Driving north into the Mississippi Delta, we will visit several sites connected with the 1955 murder of 14-year-old Emmett Till, whose death played a key role in galvanizing young Black Americans into a “Till generation” determined to topple white supremacy. Using Emmett Till’s story as a touchstone, we will examine why the justice system failed to hold Till’s killers accountable, the response of the Eisenhower administration, and the impact of media coverage on the Till case. We will also stop in Ruleville to visit the gravesite of Fannie Lou Hamer, a former sharecropper who became one of the most effective civil rights organizers of the 1960s, constantly challenging those around her to commit to a truly representative democracy in which all voices, regardless of wealth or status, carry equal weight. Other stops may focus on Black economic empowerment and institution building, as well as the long history underlying today’s mass incarceration crisis.
Moving on to Little Rock, Arkansas, our traveling classroom will explore the tumultuous 1957 desegregation of Central High School, which prompted President Eisenhower to send federal troops to enforce Brown v. Board of Education.
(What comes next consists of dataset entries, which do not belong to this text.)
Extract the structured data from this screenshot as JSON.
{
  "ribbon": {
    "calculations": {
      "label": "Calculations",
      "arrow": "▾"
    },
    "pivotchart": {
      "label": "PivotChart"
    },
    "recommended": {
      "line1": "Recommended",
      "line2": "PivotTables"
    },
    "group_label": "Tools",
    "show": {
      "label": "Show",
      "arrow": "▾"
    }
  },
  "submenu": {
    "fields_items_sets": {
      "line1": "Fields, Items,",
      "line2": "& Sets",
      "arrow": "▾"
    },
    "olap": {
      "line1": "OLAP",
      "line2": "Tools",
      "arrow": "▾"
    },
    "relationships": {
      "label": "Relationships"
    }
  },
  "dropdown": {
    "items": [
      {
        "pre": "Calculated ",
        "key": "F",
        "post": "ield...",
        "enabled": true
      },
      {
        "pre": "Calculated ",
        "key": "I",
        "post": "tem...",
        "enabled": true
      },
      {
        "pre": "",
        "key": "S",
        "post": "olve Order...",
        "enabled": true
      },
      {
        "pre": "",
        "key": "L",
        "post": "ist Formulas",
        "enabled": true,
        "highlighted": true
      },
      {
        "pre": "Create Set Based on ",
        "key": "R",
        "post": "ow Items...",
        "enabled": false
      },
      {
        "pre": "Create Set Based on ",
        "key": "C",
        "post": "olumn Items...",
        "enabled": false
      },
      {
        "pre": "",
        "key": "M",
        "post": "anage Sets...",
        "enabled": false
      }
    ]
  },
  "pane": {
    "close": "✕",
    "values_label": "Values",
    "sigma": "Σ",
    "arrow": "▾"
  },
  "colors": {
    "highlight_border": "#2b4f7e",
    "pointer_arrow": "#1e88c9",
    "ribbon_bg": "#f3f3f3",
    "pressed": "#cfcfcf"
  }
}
We’ll consider how segregation continues to impact education, housing, culture and economic development today.
The trip will culminate with student participants developing and presenting innovative, forward-looking policy proposals on current issues such as criminal justice policy, voter registration, city-state relations, and racial disparities in education, health care, housing, and economic development.
The study trip is open by application to first-years, sophomores, and juniors who seek a greater understanding of the forces driving and resisting social change.
- Monday, April 1, 4-6 p.m. — Orientation
- Friday, April 22, 6-8 p.m. — Dinner and film viewing
- May 13-17 — Study Trip